After announcing the discovery of the first apparent US case of mad-cow disease, the Bush administration scrambled to reassure consumers and trade partners of the safety of US beef. Agriculture Secretary Ann Veneman said Tuesday that a dairy farm near Yakima, Wash., is under quarantine after preliminary tests showed a single animal had the disease, which in the 1990s decimated the British beef industry. A slaughterhouse in the state also recalled more than 10,000 pounds of raw beef due to concerns of possible contamination. Despite the US assurances, at least 10 countries suspended beef imports, among them Japan, South Korea, Russia, and Mexico.
Washington-area sniper Lee Malvo was sentenced to life in prison by a jury in Chesapeake, Va., Tuesday. Although jurors found the teenager qualified for the death penalty under state rules - agreeing that he poses a future danger and that his crimes were "outrageously or wantonly vile" - they declined to recommend it. Fellow sniper John Muhammad was convicted at a separate trial last month and sentenced to be executed for the three-week shooting spree that left 10 people dead.

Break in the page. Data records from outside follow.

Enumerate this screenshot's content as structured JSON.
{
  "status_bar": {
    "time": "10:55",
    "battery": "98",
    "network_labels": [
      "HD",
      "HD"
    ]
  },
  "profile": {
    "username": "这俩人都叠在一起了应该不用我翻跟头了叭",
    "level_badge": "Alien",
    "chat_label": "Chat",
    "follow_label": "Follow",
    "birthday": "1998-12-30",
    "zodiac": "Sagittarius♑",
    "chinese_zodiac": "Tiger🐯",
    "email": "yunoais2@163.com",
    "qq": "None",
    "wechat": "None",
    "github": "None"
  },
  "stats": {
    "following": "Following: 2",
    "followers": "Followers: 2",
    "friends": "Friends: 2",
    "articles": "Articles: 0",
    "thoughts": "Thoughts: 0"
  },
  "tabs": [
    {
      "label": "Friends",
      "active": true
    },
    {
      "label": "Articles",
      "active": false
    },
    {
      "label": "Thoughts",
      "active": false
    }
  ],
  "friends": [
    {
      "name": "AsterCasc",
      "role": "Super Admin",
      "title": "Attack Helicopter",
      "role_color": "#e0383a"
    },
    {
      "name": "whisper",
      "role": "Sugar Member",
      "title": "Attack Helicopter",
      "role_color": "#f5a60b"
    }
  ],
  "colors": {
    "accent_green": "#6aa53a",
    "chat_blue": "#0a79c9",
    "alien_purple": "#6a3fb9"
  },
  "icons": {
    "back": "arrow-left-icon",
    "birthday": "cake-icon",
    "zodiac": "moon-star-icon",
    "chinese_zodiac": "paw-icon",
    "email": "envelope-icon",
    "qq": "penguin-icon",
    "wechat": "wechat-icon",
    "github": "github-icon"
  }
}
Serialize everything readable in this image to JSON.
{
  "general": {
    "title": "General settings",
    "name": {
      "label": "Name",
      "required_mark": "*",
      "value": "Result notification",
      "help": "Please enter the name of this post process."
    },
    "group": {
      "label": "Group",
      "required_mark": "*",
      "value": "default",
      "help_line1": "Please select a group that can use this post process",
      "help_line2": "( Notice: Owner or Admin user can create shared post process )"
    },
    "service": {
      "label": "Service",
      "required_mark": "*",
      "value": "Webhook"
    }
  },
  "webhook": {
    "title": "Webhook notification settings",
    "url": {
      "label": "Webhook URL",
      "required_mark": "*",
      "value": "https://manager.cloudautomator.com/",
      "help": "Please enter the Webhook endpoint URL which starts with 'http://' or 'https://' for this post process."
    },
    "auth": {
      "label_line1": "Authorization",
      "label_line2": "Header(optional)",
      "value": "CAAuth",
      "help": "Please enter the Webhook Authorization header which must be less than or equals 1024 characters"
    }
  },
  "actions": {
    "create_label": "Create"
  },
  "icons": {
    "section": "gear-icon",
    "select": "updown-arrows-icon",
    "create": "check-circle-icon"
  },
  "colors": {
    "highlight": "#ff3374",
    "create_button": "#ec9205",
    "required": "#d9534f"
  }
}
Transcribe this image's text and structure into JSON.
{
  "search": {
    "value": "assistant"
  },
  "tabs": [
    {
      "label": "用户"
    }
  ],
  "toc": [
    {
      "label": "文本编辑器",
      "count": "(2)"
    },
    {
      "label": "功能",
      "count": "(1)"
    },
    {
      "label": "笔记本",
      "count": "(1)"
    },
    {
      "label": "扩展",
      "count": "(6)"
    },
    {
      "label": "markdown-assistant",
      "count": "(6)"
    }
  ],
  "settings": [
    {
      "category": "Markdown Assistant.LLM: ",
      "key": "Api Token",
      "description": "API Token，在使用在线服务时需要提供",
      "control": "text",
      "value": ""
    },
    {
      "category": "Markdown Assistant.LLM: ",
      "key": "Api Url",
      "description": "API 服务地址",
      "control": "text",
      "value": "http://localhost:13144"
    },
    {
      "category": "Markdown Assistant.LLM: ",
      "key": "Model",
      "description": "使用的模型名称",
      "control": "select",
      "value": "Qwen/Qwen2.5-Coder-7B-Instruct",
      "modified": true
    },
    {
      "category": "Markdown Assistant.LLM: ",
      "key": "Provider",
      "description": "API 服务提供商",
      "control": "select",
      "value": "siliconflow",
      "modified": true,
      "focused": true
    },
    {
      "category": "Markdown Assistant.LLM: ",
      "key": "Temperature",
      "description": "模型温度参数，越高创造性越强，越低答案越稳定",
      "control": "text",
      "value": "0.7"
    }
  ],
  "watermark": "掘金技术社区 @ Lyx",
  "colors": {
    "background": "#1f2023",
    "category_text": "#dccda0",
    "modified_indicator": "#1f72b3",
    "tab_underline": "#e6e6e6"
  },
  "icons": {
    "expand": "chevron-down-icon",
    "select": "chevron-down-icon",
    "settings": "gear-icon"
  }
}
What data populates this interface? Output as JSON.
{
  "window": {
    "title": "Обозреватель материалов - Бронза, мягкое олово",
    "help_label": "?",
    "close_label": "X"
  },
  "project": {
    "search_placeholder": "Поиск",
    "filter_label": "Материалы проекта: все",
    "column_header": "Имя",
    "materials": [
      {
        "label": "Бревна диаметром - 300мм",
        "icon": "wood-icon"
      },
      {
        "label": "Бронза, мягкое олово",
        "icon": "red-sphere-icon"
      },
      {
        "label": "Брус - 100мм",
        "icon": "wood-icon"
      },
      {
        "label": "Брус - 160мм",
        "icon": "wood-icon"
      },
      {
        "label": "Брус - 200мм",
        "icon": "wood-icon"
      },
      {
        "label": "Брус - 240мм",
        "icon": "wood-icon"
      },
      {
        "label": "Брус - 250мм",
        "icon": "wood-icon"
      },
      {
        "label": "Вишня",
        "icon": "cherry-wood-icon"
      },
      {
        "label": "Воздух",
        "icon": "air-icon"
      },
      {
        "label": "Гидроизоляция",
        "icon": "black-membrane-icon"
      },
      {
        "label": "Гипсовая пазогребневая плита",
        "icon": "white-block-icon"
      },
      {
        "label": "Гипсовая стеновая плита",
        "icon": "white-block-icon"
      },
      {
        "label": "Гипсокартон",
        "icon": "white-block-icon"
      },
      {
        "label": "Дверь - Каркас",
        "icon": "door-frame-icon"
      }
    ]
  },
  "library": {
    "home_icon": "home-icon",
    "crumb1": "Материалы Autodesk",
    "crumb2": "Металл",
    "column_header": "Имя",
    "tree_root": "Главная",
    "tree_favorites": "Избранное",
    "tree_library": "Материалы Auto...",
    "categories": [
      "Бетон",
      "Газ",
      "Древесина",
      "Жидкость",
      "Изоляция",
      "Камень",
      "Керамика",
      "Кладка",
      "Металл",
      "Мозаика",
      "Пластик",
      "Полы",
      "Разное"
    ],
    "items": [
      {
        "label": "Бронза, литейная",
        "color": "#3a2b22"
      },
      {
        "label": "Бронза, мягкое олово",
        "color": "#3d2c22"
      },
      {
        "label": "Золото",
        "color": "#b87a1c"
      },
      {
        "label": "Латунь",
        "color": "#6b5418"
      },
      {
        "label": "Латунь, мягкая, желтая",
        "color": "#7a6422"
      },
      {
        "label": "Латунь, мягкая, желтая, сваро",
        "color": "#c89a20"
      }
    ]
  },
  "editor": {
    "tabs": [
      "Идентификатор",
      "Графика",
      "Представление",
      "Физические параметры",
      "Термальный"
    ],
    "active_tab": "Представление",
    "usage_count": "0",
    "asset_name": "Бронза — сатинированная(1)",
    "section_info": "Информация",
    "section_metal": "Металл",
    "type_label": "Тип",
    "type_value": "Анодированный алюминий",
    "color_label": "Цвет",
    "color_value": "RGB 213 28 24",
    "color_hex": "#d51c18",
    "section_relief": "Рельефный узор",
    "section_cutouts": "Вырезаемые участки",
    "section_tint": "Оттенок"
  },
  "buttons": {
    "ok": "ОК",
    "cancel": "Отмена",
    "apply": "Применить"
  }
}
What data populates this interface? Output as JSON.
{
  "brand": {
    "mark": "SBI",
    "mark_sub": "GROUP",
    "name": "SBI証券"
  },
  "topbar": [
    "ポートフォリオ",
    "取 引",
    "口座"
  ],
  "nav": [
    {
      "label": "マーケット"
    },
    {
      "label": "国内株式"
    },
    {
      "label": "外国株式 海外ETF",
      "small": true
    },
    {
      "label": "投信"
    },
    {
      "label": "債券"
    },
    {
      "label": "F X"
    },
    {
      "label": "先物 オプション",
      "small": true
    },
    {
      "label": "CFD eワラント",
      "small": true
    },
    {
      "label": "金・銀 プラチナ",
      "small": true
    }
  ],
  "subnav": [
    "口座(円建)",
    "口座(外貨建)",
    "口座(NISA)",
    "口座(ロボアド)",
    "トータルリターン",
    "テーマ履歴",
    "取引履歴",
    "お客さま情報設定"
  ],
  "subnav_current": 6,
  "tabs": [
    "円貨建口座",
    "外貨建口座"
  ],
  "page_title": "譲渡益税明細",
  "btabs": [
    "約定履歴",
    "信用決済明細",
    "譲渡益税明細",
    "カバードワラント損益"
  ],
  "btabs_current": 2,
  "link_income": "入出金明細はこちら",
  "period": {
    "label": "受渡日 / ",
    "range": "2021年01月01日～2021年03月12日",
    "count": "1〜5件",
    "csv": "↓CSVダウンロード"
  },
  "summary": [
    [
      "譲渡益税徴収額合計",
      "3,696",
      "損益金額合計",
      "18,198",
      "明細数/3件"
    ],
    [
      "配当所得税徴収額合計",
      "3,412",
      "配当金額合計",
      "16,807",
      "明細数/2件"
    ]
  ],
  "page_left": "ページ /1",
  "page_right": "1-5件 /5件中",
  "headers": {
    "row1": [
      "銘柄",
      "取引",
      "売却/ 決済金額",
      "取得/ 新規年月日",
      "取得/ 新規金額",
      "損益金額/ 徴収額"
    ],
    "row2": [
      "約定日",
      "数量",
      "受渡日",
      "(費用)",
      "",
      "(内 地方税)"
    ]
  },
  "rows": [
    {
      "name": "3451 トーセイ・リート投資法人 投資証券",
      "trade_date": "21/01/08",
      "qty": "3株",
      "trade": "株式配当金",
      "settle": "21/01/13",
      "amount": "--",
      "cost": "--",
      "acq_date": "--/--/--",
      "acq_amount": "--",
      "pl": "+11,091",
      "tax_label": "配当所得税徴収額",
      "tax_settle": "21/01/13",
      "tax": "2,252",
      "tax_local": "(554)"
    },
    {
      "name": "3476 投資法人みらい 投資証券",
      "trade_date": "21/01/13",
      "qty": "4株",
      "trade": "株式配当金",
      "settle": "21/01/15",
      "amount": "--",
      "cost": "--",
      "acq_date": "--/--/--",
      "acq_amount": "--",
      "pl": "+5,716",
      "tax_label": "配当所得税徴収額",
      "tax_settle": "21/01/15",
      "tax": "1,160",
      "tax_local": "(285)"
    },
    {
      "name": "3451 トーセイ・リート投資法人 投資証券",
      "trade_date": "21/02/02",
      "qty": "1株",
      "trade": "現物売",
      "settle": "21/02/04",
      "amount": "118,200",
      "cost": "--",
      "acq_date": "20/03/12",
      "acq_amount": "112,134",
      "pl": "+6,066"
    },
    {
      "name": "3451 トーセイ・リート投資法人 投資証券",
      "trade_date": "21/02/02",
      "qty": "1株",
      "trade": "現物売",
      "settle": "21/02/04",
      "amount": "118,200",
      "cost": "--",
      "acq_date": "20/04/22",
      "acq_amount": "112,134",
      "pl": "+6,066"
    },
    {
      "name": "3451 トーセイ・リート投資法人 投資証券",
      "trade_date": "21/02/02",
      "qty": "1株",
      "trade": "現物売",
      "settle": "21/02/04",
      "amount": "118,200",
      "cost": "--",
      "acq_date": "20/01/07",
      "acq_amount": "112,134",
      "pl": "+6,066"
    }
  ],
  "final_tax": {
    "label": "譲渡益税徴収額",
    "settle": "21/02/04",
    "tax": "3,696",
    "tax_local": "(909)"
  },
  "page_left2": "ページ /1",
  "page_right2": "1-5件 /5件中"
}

The Bush administration agreed to open 300,000 acres of Alaska's Tongass National Forest - the nation's largest - to road-building and potential logging Tuesday, reversing a ban imposed in the closing days of the Clinton administration. Environmental groups decried the change as a "Christmas present" to the timber industry, while the latter and state politicians welcomed it. But the Agriculture Department official in charge of forest policy, Mark Rey, said despite the shift, 95 percent of roadless areas in the 17 million-acre Tongass will remain off-limits to development.
Factory orders for durable goods, costly items meant to last three years, fell 3.1 percent in November, the Commerce Department reported. The decrease was the largest since September 2002 and dashed economists' expectations of an 0.6 percent rise.
An order banning discrimination based on sexual orientation for most state employees was issued by Michigan Gov. Jennifer Granholm (D) Tuesday. Michigan is the 10th state to adopt such a policy, according to the Triangle Foundation, a homosexual-rights advocacy group. But in an interview with the Detroit Free Press, the president of the socially conservative American Family Association of Michigan denounced it as "the first step" toward legalizing same-sex marriage.